Here is your calibration link.
http://www.radmeters4u.com/calibrate.htm


Additional info

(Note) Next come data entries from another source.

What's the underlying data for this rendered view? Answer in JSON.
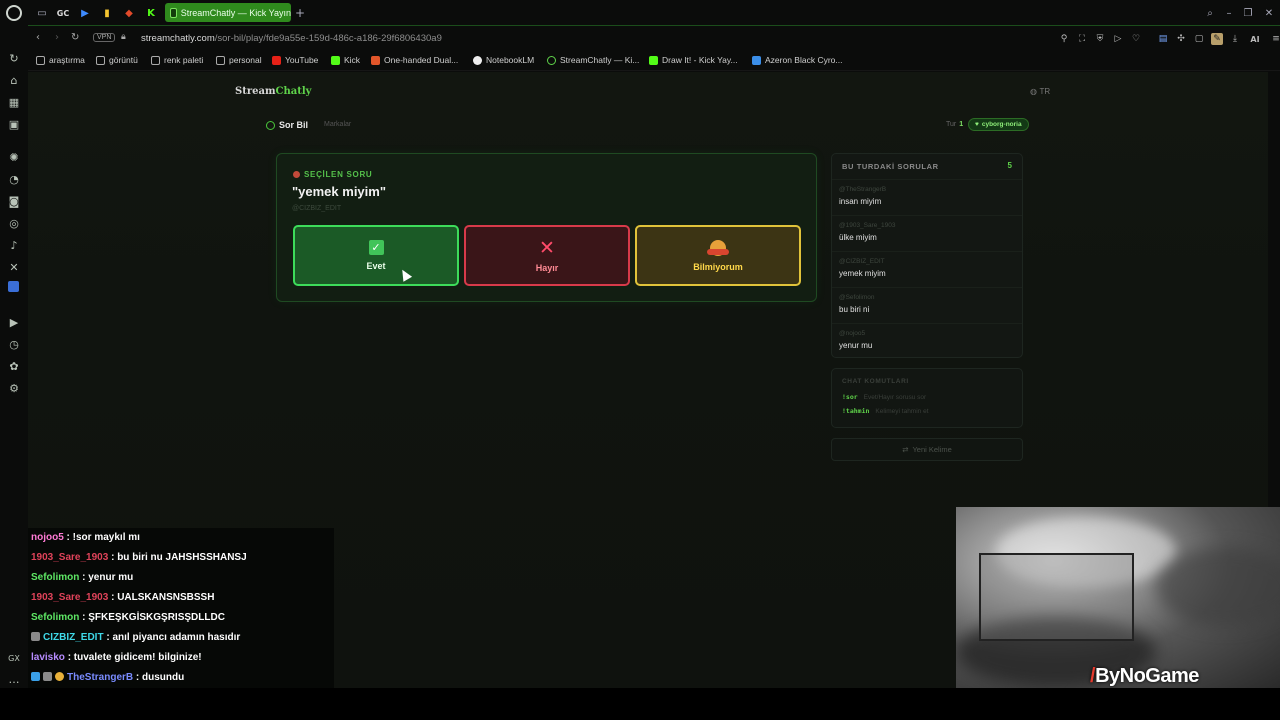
{
  "browser": {
    "tab_title": "StreamChatly — Kick Yayın",
    "tab_gc_label": "GC",
    "url_host": "streamchatly.com",
    "url_path": "/sor-bil/play/fde9a55e-159d-486c-a186-29f6806430a9",
    "vpn_label": "VPN",
    "ai_label": "AI",
    "sidebar_gx_label": "GX",
    "bookmarks": [
      "araştırma",
      "görüntü",
      "renk paleti",
      "personal",
      "YouTube",
      "Kick",
      "One-handed Dual...",
      "NotebookLM",
      "StreamChatly — Ki...",
      "Draw It! - Kick Yay...",
      "Azeron Black Cyro..."
    ]
  },
  "site": {
    "brand_main": "Stream",
    "brand_accent": "Chatly",
    "lang": "TR",
    "game_title": "Sor Bil",
    "leaderboard_link": "Markalar",
    "round_label": "Tur",
    "round_number": "1",
    "user_badge": "cyborg-noria"
  },
  "question": {
    "label": "SEÇİLEN SORU",
    "text": "\"yemek miyim\"",
    "author": "@CIZBIZ_EDIT",
    "answers": {
      "yes": "Evet",
      "no": "Hayır",
      "idk": "Bilmiyorum"
    }
  },
  "round_panel": {
    "header": "BU TURDAKİ SORULAR",
    "count": "5",
    "items": [
      {
        "user": "@TheStrangerB",
        "text": "insan miyim"
      },
      {
        "user": "@1903_Sare_1903",
        "text": "ülke miyim"
      },
      {
        "user": "@CIZBIZ_EDIT",
        "text": "yemek miyim"
      },
      {
        "user": "@Sefolimon",
        "text": "bu biri ni"
      },
      {
        "user": "@nojoo5",
        "text": "yenur mu"
      }
    ]
  },
  "commands": {
    "header": "CHAT KOMUTLARI",
    "items": [
      {
        "cmd": "!sor",
        "desc": "Evet/Hayır sorusu sor"
      },
      {
        "cmd": "!tahmin",
        "desc": "Kelimeyi tahmin et"
      }
    ]
  },
  "new_word_button": "Yeni Kelime",
  "chat": [
    {
      "user": "nojoo5",
      "color": "#ff7bd5",
      "msg": " : !sor maykıl mı"
    },
    {
      "user": "1903_Sare_1903",
      "color": "#e0435a",
      "msg": " : bu biri nu JAHSHSSHANSJ"
    },
    {
      "user": "Sefolimon",
      "color": "#5ee865",
      "msg": " : yenur mu"
    },
    {
      "user": "1903_Sare_1903",
      "color": "#e0435a",
      "msg": " : UALSKANSNSBSSH"
    },
    {
      "user": "Sefolimon",
      "color": "#5ee865",
      "msg": " : ŞFKEŞKGİSKGŞRISŞDLLDC"
    },
    {
      "user": "CIZBIZ_EDIT",
      "color": "#3fd9e8",
      "msg": " : anıl piyancı adamın hasıdır"
    },
    {
      "user": "lavisko",
      "color": "#b78cff",
      "msg": " : tuvalete gidicem! bilginize!"
    },
    {
      "user": "TheStrangerB",
      "color": "#7a8cff",
      "msg": " : dusundu"
    }
  ],
  "cam_logo": "ByNoGame",
  "colors": {
    "accent_green": "#5fd34a",
    "yes_border": "#3ddc5a",
    "no_border": "#d83a4a",
    "idk_border": "#e0c33a",
    "active_tab": "#2f8a1d"
  }
}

http://www.civildefensemuseum.com/cdmuseum2/radkits/cdv718.html




 


NukeWorker ™ is a registered trademark of NukeWorker.com ™, LLC © 1996-2021 All rights reserved.
All material on this Web Site, including text, photographs, graphics, code and/or software, are protected by international copyright/trademark laws and treaties. Unauthorized use is not permitted. You may not modify, copy, reproduce, republish, upload, post, transmit or distribute, in any manner, the material on this web site or any portion of it. Doing so will result in severe civil and criminal penalties, and will be prosecuted to the maximum extent possible under the law.
Privacy Statement | Terms of Use | Code of Conduct | Spam Policy | Advertising Info | Contact Us | Forum Rules | Password Problem?